Global talent the key to a world class sector

Video games

With the Prime Minister and Chancellor hosting a reception at Downing Street tonight in honour of the UK’s tech sector it is little surprise that a flurry of announcements were made this morning “reaffirming government commitment to innovation”.

Along with a £21m expansion of the Tech City programme into a nationwide network, dubbed Tech Nation, and a £20m fund to “help public services take advantage of innovative technologies like AI” there is also a commitment to doubling the number of tier 1 exceptional talent visas.

This is a welcome move from the government and proves that they are listening to the concerns of the tech sector and making it easier to continue to access the right talent from around the world.

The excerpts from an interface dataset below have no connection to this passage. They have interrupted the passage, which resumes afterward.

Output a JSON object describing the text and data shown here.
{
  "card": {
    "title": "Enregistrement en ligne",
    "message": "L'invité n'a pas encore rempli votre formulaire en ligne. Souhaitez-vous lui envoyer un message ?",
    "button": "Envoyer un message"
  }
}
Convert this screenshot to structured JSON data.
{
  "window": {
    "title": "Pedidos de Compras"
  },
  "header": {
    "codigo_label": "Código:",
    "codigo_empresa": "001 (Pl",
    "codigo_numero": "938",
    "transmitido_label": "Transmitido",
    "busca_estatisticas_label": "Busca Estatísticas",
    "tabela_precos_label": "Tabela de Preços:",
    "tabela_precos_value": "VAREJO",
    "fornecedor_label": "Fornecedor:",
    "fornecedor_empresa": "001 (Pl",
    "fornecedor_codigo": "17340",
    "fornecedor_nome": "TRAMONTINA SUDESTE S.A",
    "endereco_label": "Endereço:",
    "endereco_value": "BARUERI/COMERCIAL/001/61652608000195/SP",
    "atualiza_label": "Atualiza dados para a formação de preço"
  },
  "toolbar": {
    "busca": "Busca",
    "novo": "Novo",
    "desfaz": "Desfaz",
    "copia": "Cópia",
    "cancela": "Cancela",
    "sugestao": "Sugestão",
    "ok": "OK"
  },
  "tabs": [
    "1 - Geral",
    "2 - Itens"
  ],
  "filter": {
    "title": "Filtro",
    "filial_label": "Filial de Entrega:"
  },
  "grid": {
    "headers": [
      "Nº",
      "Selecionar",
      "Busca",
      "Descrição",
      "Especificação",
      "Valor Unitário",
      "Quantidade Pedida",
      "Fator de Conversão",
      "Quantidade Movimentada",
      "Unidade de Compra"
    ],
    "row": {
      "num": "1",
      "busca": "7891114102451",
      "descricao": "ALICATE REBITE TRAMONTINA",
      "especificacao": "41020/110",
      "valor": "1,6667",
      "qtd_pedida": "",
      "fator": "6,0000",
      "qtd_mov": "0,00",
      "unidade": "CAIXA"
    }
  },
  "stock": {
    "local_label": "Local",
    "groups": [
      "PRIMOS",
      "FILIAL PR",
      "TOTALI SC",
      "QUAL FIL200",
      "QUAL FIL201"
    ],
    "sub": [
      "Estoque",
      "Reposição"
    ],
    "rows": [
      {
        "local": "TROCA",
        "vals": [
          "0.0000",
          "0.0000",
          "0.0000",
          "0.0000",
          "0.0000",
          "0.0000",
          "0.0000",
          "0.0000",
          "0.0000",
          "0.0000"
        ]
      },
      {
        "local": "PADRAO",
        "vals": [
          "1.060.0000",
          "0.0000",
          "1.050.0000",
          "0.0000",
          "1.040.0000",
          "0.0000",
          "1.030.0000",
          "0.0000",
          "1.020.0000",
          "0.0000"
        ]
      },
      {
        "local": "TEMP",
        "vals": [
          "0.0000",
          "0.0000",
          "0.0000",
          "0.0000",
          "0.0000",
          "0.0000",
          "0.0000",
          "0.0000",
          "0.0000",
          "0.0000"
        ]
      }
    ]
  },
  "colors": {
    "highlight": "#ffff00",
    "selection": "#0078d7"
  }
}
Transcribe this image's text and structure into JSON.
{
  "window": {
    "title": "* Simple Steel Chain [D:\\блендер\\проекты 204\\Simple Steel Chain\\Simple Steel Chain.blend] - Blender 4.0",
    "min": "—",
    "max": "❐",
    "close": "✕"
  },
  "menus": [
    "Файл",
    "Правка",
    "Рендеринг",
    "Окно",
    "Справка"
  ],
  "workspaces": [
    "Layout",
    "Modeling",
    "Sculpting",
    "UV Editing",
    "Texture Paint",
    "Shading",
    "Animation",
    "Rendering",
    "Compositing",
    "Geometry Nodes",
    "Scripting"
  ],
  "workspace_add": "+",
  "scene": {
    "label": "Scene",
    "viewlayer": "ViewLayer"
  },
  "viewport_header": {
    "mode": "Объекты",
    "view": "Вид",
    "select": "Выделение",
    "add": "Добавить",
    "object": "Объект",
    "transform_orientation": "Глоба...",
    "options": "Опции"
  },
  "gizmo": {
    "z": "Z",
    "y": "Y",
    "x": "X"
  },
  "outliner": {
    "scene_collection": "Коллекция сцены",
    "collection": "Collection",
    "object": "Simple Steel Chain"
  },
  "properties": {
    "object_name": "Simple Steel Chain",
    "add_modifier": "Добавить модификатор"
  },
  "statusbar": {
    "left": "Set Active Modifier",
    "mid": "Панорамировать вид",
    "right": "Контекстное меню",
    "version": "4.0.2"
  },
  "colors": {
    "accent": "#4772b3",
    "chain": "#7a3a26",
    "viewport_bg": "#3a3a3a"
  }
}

In our recent response to the Migration Advisory Committee’s call for evidence we made the case that the success of the UK’s games industry has significantly relied on global talent, and in order to remain competitive on a global stage the Government must ensure the UK remains open to top international talent.

The fast-growing and highly productive UK games industry employs a significant proportion of non-UK staff, and our sector’s relevance to UK plc will only grow owing to the industry’s marrying of technical and creative innovation that can be applied elsewhere in the economy, from advances in artificial intelligence to virtual and augmented reality.

But skills challenge is far greater than can be filled through the exceptional talent route. In our recent State of Play report we highlighted the extent of this issue with 87% of respondent games businesses stating that they hire international talent as UK candidates do not have the right skills, leading to EU nationals predominantly being relied upon to fill mid-tier technical roles in the UK games industry.

The Government also announced a £20m training programme to challenge young people to test their skills against simulated online cyber threats. This investment in the next generation workforce is vital but as the Royal Society’s report “After the reboot” highlighted only last week, there are still a number of urgent challenges in need of addressing to safeguard our future in the digital world. The long-standing and well documented shortages in domestic digital skills means we will continue to struggle to fill the increasing demand for these kinds of roles and as we compete against other sectors and the current situation is only likely only to get worse.

The expansion to tier 1 visas is therefore a welcome boost to the sector and we look forward to working with government to ensure the games sector can fully benefit. However, our departure from the EU provides the opportunity to reform and future-proof our whole immigration system. We have consistently argued for reforms that should aim to deliver a robust, data-driven and agile immigration system that keeps pace with high-value areas where the UK is lacking skills.

For UK games and technology businesses to secure work which would otherwise be invested elsewhere, our future immigration system must not restrict access to the talent businesses need to grow.